### INSTRUCTIONS FOR THE TASK
Would you copy out each line of the records below that includes the word "author"?

### DATA SHOWN
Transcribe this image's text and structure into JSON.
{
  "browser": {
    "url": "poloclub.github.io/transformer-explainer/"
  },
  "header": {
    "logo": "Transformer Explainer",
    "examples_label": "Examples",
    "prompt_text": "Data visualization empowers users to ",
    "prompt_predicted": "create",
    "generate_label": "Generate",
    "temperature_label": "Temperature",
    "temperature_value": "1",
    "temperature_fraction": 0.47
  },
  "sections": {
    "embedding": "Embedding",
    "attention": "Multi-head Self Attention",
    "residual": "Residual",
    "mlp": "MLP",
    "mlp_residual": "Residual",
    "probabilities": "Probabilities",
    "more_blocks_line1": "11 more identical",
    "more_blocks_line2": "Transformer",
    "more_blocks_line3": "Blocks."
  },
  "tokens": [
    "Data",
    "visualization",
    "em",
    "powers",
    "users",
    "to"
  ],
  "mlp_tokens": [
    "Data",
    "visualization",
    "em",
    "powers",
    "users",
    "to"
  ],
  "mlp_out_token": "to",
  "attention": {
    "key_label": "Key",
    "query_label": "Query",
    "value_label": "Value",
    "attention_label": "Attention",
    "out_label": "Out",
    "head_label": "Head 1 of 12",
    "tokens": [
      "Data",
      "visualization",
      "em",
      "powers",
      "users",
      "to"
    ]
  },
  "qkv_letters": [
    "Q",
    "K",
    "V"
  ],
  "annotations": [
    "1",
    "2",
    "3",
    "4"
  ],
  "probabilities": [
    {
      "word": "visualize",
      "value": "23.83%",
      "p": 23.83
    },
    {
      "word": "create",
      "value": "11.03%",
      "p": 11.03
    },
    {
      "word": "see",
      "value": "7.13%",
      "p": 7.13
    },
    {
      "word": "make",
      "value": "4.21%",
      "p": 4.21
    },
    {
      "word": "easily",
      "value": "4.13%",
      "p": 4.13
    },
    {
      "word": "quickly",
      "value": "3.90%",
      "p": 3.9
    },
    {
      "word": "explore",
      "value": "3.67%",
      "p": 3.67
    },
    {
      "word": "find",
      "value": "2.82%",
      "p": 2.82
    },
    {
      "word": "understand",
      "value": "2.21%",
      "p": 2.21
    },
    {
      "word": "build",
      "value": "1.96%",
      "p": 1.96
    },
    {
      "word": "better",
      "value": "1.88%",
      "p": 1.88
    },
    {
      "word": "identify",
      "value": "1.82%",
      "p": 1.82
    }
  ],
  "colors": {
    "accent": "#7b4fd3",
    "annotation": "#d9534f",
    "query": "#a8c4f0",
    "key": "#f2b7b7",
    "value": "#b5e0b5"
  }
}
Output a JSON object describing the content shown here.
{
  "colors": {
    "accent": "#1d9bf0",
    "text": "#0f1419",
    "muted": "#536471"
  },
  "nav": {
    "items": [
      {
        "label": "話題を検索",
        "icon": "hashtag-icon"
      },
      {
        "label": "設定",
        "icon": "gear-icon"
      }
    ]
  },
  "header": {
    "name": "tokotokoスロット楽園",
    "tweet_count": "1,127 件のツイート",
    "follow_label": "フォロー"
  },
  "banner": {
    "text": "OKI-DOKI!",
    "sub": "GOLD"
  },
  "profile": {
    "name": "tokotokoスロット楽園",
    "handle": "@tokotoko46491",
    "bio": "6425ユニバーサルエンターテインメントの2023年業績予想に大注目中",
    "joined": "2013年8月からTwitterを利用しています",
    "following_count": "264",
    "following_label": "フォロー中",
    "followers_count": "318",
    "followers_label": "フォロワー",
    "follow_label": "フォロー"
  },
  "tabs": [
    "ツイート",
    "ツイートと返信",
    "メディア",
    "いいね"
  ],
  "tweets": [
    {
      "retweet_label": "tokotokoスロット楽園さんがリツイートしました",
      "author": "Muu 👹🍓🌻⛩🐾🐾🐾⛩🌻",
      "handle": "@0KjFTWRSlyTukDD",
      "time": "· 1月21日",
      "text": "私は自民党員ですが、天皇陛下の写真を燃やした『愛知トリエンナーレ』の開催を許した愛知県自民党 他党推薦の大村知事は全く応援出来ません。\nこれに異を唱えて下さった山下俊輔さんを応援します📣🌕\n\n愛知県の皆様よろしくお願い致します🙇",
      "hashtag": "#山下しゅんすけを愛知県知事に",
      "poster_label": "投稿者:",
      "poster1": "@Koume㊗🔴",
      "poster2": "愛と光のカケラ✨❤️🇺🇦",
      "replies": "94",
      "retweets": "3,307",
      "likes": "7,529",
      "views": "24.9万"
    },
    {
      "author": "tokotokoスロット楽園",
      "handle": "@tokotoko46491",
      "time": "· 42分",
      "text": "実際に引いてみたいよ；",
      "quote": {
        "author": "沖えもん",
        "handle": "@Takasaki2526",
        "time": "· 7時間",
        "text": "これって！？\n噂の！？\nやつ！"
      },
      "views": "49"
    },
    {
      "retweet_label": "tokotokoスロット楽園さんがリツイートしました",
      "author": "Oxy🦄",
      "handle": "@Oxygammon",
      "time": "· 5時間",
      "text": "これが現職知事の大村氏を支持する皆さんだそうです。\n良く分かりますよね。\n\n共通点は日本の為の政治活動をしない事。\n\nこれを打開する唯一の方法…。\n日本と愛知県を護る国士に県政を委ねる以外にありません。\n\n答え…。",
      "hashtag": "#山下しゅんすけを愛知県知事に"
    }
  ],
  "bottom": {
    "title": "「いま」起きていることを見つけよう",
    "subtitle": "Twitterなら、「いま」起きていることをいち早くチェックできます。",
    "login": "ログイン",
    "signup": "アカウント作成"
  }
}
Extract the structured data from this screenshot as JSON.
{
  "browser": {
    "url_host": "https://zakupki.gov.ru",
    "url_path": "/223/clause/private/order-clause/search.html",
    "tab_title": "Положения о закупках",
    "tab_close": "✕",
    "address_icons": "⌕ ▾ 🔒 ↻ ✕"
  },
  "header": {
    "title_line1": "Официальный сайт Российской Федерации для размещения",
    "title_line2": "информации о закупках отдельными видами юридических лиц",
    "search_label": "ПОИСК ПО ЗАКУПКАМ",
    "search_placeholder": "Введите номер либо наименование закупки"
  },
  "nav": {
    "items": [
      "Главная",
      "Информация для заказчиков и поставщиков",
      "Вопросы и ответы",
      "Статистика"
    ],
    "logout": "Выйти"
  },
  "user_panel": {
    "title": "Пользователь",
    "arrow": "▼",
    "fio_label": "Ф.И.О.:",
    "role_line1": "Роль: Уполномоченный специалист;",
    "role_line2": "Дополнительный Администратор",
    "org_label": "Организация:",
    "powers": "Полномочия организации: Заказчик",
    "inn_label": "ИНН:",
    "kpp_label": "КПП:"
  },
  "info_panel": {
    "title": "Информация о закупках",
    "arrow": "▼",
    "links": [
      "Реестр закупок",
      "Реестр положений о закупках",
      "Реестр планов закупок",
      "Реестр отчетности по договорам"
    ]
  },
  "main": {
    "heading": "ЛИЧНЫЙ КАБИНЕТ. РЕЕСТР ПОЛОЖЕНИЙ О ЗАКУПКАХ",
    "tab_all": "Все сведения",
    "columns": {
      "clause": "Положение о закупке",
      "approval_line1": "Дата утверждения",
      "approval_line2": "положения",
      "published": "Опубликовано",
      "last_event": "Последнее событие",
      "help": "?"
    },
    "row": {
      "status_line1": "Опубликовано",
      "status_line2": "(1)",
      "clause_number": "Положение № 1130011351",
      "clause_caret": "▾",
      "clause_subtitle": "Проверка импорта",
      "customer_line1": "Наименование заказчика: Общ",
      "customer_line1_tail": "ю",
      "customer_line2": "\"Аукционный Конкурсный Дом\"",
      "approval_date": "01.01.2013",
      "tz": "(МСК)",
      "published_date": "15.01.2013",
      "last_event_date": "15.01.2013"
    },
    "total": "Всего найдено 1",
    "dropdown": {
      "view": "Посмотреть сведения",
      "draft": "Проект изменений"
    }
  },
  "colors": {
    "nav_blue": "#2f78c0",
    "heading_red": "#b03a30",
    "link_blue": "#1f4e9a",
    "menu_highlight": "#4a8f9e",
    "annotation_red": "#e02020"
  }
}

### ANSWER TO THE EXERCISE
      "author": "Muu 👹🍓🌻⛩🐾🐾🐾⛩🌻",
      "author": "tokotokoスロット楽園",
        "author": "沖えもん",
      "author": "Oxy🦄",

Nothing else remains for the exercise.